━━━━━ Dataset excerpts

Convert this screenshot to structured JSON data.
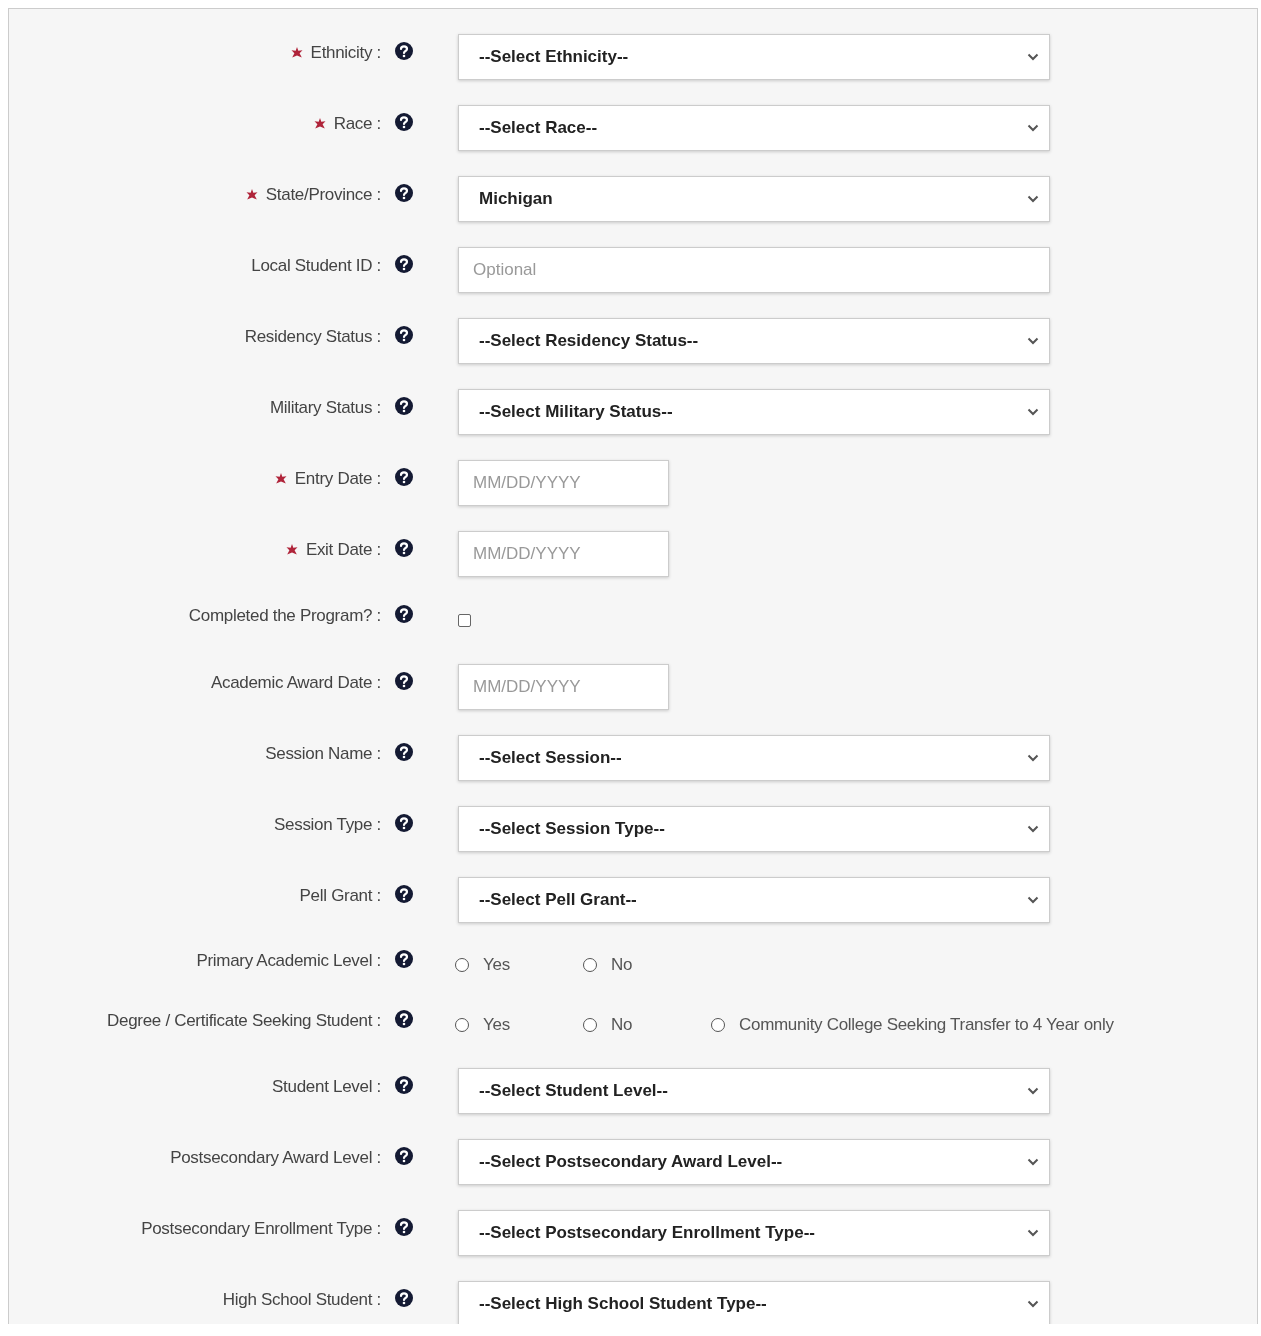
{
  "fields": [
    {
      "kind": "select",
      "label": "Ethnicity :",
      "required": true,
      "value": "--Select Ethnicity--"
    },
    {
      "kind": "select",
      "label": "Race :",
      "required": true,
      "value": "--Select Race--"
    },
    {
      "kind": "select",
      "label": "State/Province :",
      "required": true,
      "value": "Michigan"
    },
    {
      "kind": "text",
      "label": "Local Student ID :",
      "required": false,
      "placeholder": "Optional"
    },
    {
      "kind": "select",
      "label": "Residency Status :",
      "required": false,
      "value": "--Select Residency Status--"
    },
    {
      "kind": "select",
      "label": "Military Status :",
      "required": false,
      "value": "--Select Military Status--"
    },
    {
      "kind": "date",
      "label": "Entry Date :",
      "required": true,
      "placeholder": "MM/DD/YYYY"
    },
    {
      "kind": "date",
      "label": "Exit Date :",
      "required": true,
      "placeholder": "MM/DD/YYYY"
    },
    {
      "kind": "checkbox",
      "label": "Completed the Program? :",
      "required": false,
      "checked": false
    },
    {
      "kind": "date",
      "label": "Academic Award Date :",
      "required": false,
      "placeholder": "MM/DD/YYYY"
    },
    {
      "kind": "select",
      "label": "Session Name :",
      "required": false,
      "value": "--Select Session--"
    },
    {
      "kind": "select",
      "label": "Session Type :",
      "required": false,
      "value": "--Select Session Type--"
    },
    {
      "kind": "select",
      "label": "Pell Grant :",
      "required": false,
      "value": "--Select Pell Grant--"
    },
    {
      "kind": "radio",
      "label": "Primary Academic Level :",
      "required": false,
      "options": [
        {
          "label": "Yes",
          "selected": false
        },
        {
          "label": "No",
          "selected": false
        }
      ]
    },
    {
      "kind": "radio",
      "label": "Degree / Certificate Seeking Student :",
      "required": false,
      "options": [
        {
          "label": "Yes",
          "selected": false
        },
        {
          "label": "No",
          "selected": false
        },
        {
          "label": "Community College Seeking Transfer to 4 Year only",
          "selected": false
        }
      ]
    },
    {
      "kind": "select",
      "label": "Student Level :",
      "required": false,
      "value": "--Select Student Level--"
    },
    {
      "kind": "select",
      "label": "Postsecondary Award Level :",
      "required": false,
      "value": "--Select Postsecondary Award Level--"
    },
    {
      "kind": "select",
      "label": "Postsecondary Enrollment Type :",
      "required": false,
      "value": "--Select Postsecondary Enrollment Type--"
    },
    {
      "kind": "select",
      "label": "High School Student :",
      "required": false,
      "value": "--Select High School Student Type--"
    }
  ]
}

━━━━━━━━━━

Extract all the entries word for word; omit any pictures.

Convert this screenshot to structured JSON data.
{
  "fields": [
    {
      "kind": "select",
      "label": "Ethnicity :",
      "required": true,
      "value": "--Select Ethnicity--"
    },
    {
      "kind": "select",
      "label": "Race :",
      "required": true,
      "value": "--Select Race--"
    },
    {
      "kind": "select",
      "label": "State/Province :",
      "required": true,
      "value": "Michigan"
    },
    {
      "kind": "text",
      "label": "Local Student ID :",
      "required": false,
      "placeholder": "Optional"
    },
    {
      "kind": "select",
      "label": "Residency Status :",
      "required": false,
      "value": "--Select Residency Status--"
    },
    {
      "kind": "select",
      "label": "Military Status :",
      "required": false,
      "value": "--Select Military Status--"
    },
    {
      "kind": "date",
      "label": "Entry Date :",
      "required": true,
      "placeholder": "MM/DD/YYYY"
    },
    {
      "kind": "date",
      "label": "Exit Date :",
      "required": true,
      "placeholder": "MM/DD/YYYY"
    },
    {
      "kind": "checkbox",
      "label": "Completed the Program? :",
      "required": false,
      "checked": false
    },
    {
      "kind": "date",
      "label": "Academic Award Date :",
      "required": false,
      "placeholder": "MM/DD/YYYY"
    },
    {
      "kind": "select",
      "label": "Session Name :",
      "required": false,
      "value": "--Select Session--"
    },
    {
      "kind": "select",
      "label": "Session Type :",
      "required": false,
      "value": "--Select Session Type--"
    },
    {
      "kind": "select",
      "label": "Pell Grant :",
      "required": false,
      "value": "--Select Pell Grant--"
    },
    {
      "kind": "radio",
      "label": "Primary Academic Level :",
      "required": false,
      "options": [
        {
          "label": "Yes",
          "selected": false
        },
        {
          "label": "No",
          "selected": false
        }
      ]
    },
    {
      "kind": "radio",
      "label": "Degree / Certificate Seeking Student :",
      "required": false,
      "options": [
        {
          "label": "Yes",
          "selected": false
        },
        {
          "label": "No",
          "selected": false
        },
        {
          "label": "Community College Seeking Transfer to 4 Year only",
          "selected": false
        }
      ]
    },
    {
      "kind": "select",
      "label": "Student Level :",
      "required": false,
      "value": "--Select Student Level--"
    },
    {
      "kind": "select",
      "label": "Postsecondary Award Level :",
      "required": false,
      "value": "--Select Postsecondary Award Level--"
    },
    {
      "kind": "select",
      "label": "Postsecondary Enrollment Type :",
      "required": false,
      "value": "--Select Postsecondary Enrollment Type--"
    },
    {
      "kind": "select",
      "label": "High School Student :",
      "required": false,
      "value": "--Select High School Student Type--"
    }
  ]
}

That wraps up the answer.